#### [Aim of the task]
Wherever the string "Reports" turns up in the data, copy the whole line.

#### [Data to examine]
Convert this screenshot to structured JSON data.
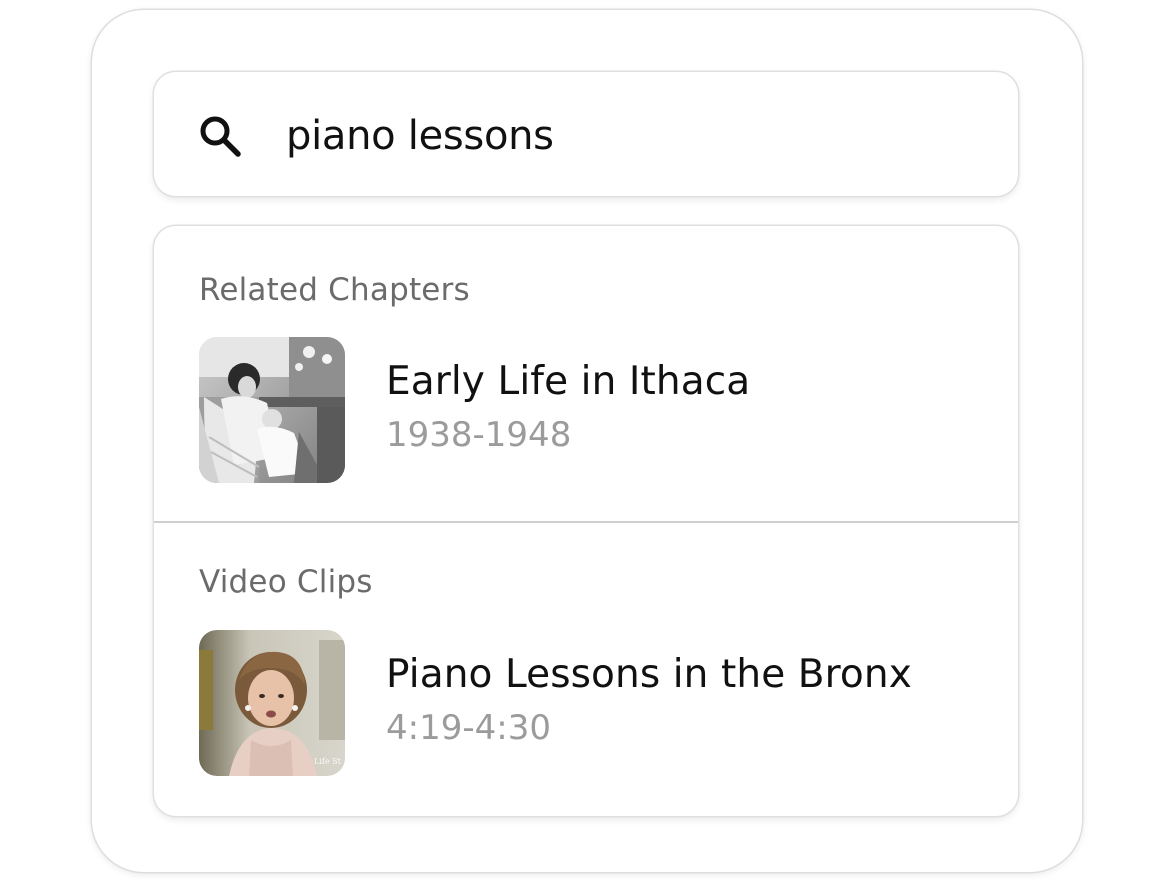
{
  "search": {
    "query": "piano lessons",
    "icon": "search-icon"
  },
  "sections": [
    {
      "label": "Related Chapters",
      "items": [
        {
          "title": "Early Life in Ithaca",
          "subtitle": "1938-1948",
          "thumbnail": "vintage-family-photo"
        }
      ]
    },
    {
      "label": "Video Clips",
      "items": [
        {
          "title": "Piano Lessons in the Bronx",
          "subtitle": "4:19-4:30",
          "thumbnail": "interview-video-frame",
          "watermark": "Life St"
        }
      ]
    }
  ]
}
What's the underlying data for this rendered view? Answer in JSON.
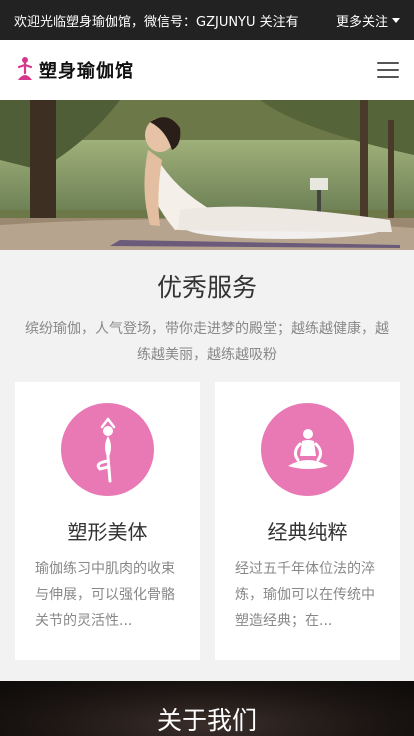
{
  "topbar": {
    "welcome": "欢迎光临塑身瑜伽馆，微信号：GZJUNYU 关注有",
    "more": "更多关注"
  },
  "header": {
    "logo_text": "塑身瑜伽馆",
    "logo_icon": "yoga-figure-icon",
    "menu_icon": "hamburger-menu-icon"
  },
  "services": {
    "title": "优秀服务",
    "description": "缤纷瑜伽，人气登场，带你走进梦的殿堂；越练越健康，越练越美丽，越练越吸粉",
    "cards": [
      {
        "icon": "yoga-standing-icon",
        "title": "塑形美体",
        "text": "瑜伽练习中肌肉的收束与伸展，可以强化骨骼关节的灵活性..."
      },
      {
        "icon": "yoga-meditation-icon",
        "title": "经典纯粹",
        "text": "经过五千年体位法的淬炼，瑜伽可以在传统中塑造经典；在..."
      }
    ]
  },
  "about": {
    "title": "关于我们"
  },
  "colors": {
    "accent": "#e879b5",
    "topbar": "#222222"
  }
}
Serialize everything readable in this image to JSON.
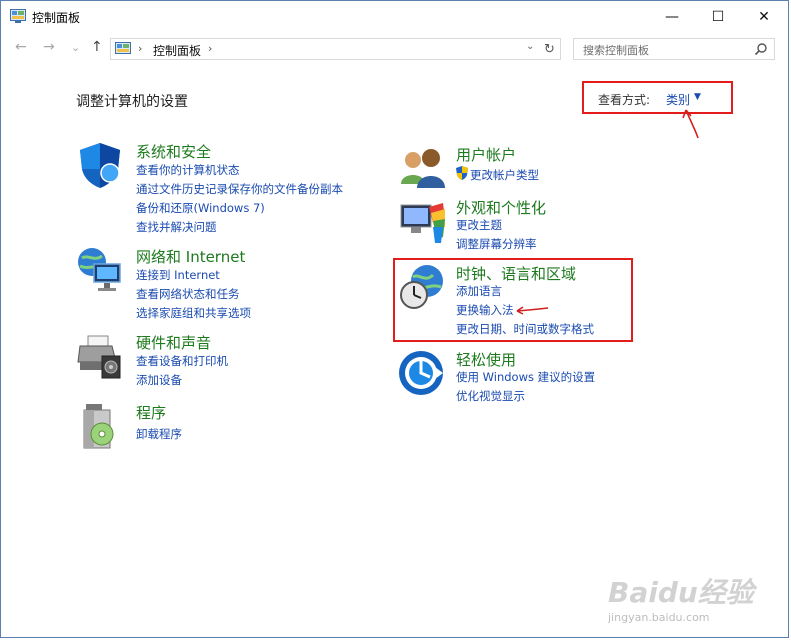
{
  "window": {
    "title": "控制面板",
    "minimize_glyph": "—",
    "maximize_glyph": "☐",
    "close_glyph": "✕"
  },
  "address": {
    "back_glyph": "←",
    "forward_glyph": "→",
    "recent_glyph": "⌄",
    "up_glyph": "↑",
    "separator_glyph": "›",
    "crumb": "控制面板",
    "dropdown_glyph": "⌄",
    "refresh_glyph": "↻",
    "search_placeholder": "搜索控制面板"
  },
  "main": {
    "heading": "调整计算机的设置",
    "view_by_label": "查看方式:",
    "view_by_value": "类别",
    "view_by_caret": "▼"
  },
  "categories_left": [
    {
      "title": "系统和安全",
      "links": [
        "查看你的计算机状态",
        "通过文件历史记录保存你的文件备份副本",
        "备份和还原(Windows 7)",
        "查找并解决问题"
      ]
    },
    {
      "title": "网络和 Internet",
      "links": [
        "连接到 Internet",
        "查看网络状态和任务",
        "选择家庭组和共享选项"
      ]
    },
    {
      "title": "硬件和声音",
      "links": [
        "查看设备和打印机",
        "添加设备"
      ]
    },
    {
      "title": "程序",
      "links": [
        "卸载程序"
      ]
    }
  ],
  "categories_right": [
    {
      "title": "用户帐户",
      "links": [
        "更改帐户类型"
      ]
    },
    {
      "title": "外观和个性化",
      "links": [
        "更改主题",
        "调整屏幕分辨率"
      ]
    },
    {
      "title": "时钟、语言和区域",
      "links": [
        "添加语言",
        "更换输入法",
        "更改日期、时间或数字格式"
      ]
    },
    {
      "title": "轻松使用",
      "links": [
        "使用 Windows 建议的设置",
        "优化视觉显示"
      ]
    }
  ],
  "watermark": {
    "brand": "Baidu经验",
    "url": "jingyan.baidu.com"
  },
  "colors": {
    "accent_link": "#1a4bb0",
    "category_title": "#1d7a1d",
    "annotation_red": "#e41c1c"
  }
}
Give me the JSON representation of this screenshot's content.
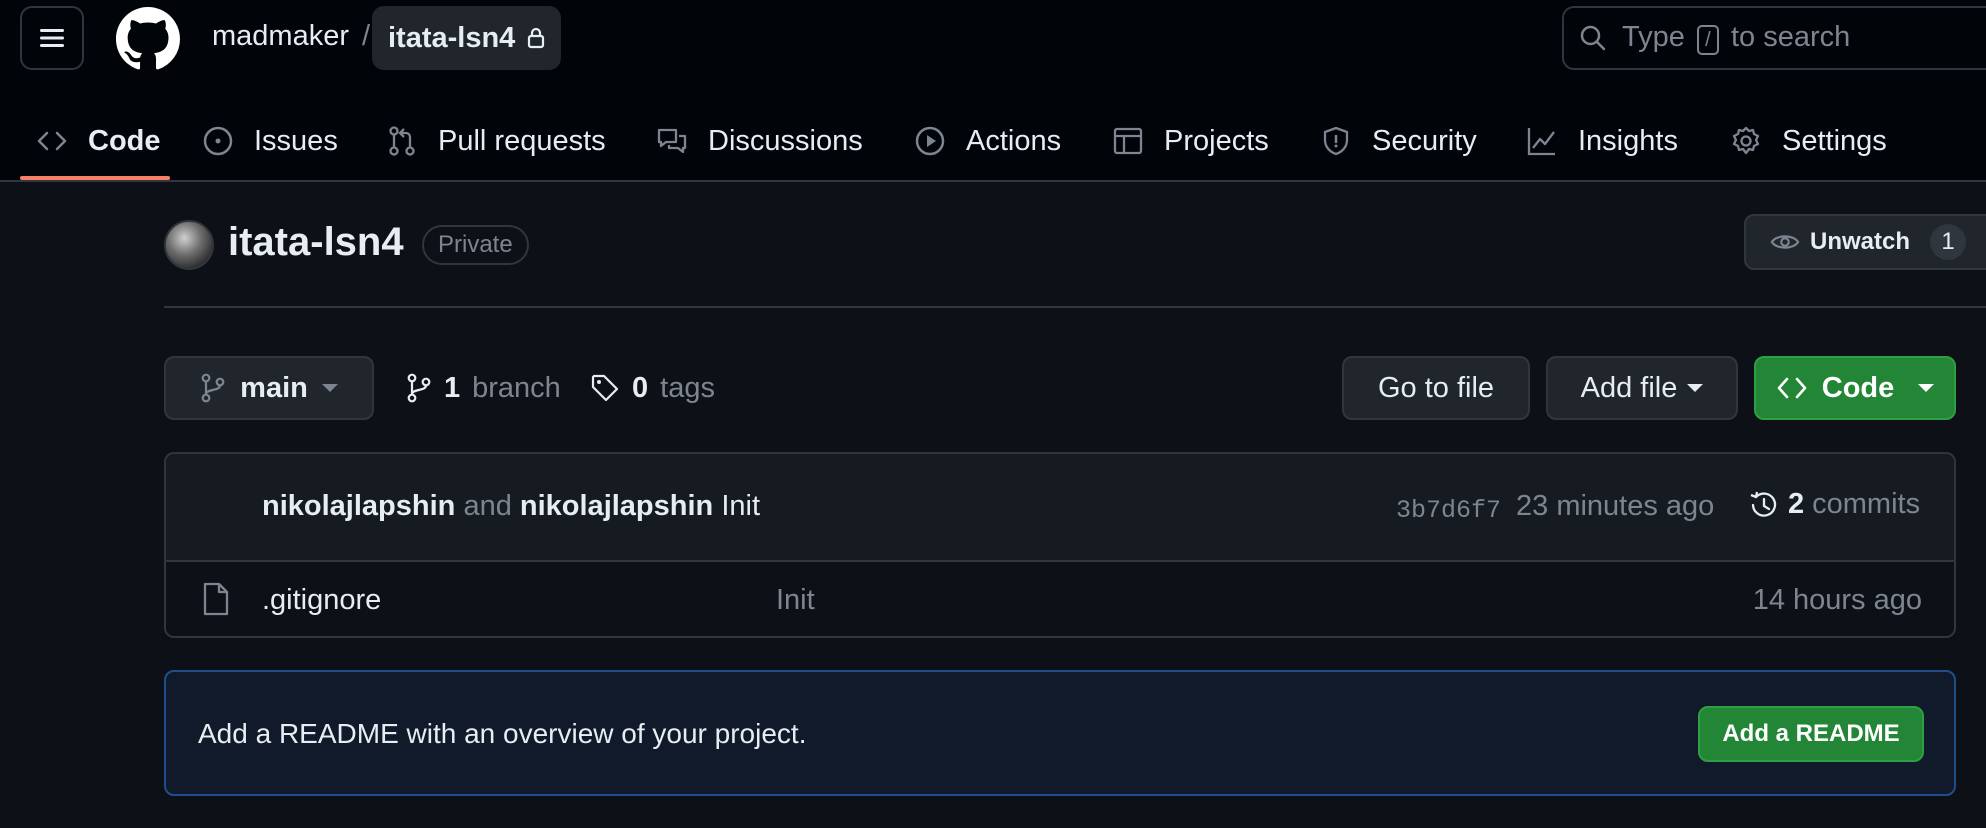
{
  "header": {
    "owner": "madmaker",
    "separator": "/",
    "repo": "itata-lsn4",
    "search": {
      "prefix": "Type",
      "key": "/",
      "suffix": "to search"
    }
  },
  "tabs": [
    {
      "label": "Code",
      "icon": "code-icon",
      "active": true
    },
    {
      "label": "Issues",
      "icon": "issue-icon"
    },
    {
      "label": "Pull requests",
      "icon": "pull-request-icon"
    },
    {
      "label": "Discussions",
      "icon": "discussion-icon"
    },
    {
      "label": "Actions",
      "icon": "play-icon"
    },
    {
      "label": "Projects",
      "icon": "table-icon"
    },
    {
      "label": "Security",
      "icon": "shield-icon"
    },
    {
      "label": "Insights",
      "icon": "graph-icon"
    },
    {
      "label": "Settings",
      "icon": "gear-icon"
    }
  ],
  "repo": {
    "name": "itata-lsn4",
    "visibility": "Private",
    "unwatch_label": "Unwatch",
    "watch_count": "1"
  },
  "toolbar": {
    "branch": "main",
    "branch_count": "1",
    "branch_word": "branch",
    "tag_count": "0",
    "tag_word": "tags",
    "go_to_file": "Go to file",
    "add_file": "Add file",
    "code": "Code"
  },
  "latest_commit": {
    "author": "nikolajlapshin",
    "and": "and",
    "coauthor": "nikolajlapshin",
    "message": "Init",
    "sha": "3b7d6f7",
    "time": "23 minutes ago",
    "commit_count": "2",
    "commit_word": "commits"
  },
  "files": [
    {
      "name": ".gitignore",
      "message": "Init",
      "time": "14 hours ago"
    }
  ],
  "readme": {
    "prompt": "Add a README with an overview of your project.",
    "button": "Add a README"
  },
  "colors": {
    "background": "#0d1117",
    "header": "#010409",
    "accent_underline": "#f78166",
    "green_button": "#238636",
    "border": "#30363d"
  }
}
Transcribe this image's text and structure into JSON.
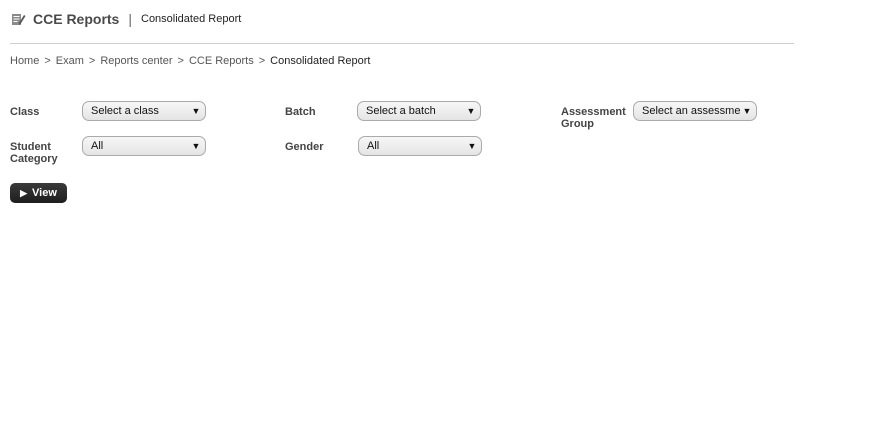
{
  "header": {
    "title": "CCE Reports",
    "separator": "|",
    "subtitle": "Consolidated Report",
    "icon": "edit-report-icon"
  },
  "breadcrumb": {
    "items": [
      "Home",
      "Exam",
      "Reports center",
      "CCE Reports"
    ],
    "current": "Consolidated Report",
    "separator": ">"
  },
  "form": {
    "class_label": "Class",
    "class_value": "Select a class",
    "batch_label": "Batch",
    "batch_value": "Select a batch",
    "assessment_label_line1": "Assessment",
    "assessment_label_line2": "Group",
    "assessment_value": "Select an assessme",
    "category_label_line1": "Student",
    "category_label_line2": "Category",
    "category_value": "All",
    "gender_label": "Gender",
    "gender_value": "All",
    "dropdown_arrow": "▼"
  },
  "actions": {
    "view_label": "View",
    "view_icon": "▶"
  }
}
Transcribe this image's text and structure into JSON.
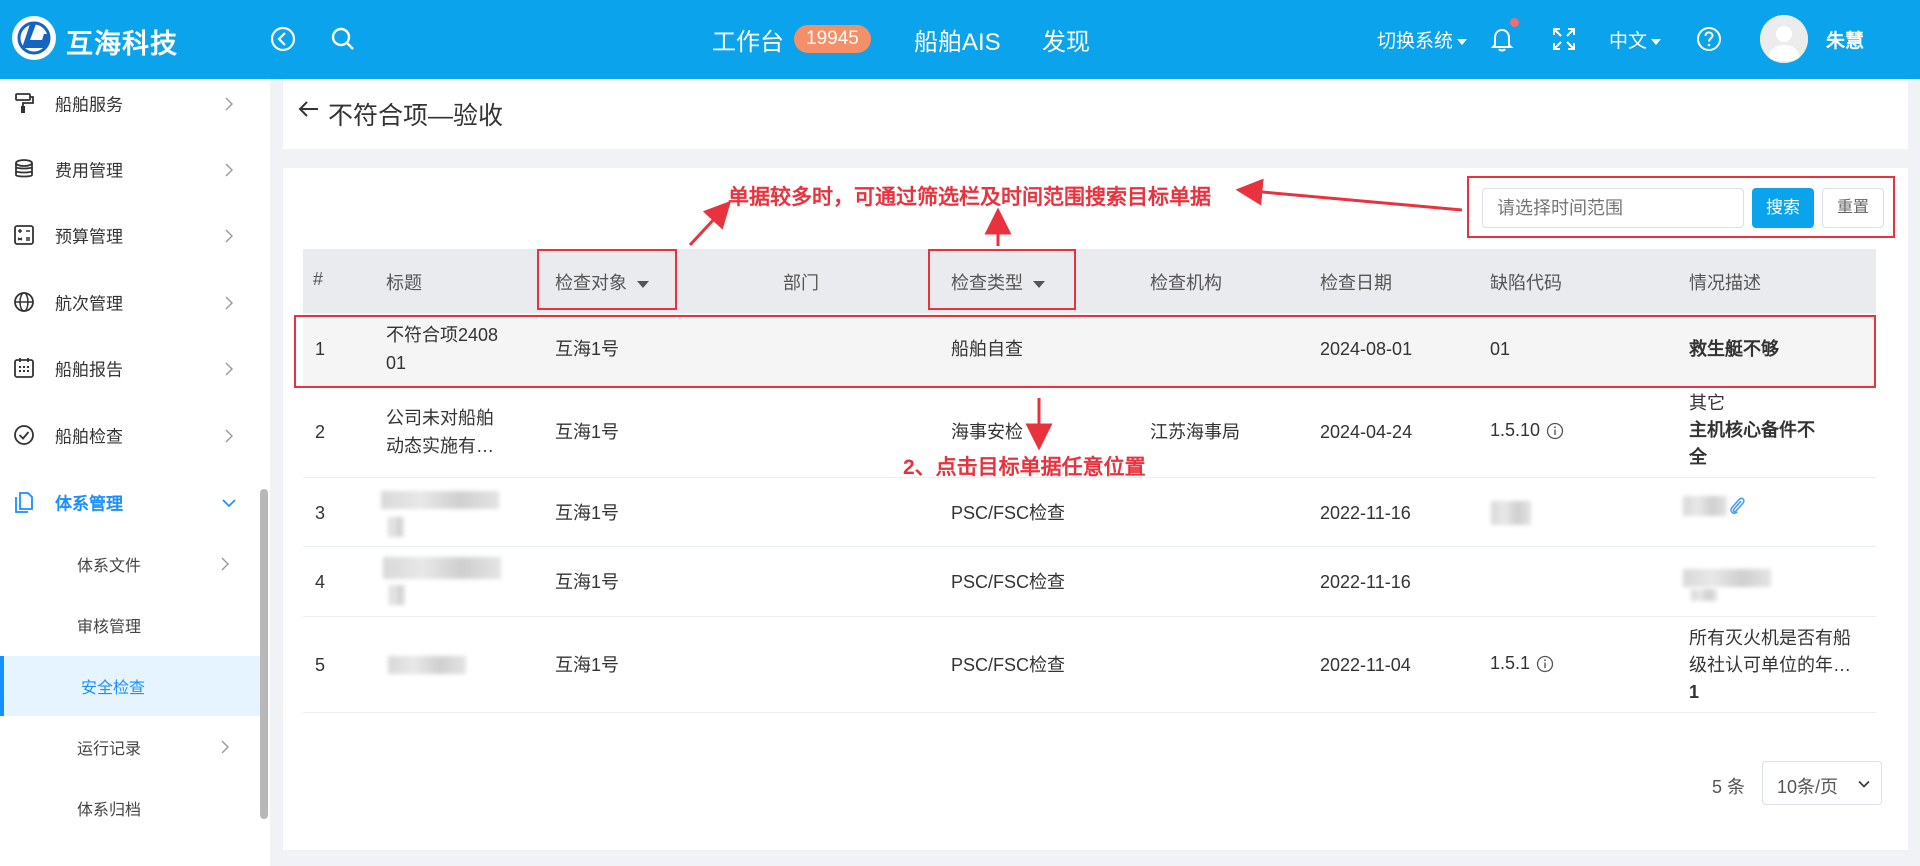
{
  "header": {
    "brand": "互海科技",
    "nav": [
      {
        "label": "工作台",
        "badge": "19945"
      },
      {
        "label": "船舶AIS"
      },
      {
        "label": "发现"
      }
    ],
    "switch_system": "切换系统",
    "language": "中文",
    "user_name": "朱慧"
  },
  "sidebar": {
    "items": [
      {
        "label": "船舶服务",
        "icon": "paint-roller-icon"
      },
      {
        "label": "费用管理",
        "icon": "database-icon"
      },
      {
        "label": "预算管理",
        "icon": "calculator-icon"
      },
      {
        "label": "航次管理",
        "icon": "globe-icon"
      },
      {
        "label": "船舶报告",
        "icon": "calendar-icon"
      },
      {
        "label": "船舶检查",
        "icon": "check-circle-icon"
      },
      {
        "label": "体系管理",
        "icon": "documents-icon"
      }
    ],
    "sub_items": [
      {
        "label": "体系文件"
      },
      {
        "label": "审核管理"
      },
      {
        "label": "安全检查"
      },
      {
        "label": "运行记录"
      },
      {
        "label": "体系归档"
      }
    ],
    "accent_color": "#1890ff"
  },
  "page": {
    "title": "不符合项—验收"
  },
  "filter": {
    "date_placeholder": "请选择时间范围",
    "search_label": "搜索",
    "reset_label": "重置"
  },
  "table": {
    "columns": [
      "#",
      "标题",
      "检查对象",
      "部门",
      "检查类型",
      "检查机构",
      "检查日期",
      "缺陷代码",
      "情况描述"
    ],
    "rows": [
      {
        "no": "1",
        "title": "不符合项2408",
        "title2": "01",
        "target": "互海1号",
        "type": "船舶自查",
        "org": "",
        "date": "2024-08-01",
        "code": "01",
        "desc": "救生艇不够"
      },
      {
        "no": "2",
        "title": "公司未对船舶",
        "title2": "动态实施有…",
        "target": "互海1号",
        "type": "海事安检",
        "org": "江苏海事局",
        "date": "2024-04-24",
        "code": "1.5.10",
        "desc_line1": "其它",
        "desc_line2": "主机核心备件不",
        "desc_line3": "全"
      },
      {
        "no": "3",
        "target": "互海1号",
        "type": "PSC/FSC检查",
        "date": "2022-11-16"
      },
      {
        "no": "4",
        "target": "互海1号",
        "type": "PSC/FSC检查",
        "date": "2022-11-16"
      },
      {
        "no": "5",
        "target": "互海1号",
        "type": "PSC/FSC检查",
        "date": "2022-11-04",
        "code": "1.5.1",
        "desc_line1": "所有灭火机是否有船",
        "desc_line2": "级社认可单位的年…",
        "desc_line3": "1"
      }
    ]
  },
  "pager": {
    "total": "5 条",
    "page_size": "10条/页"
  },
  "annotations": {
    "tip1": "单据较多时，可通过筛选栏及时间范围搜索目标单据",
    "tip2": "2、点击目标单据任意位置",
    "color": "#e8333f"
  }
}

#### [Solution below]
    "title": "CCE Reports",
      "Reports center",
      "CCE Reports"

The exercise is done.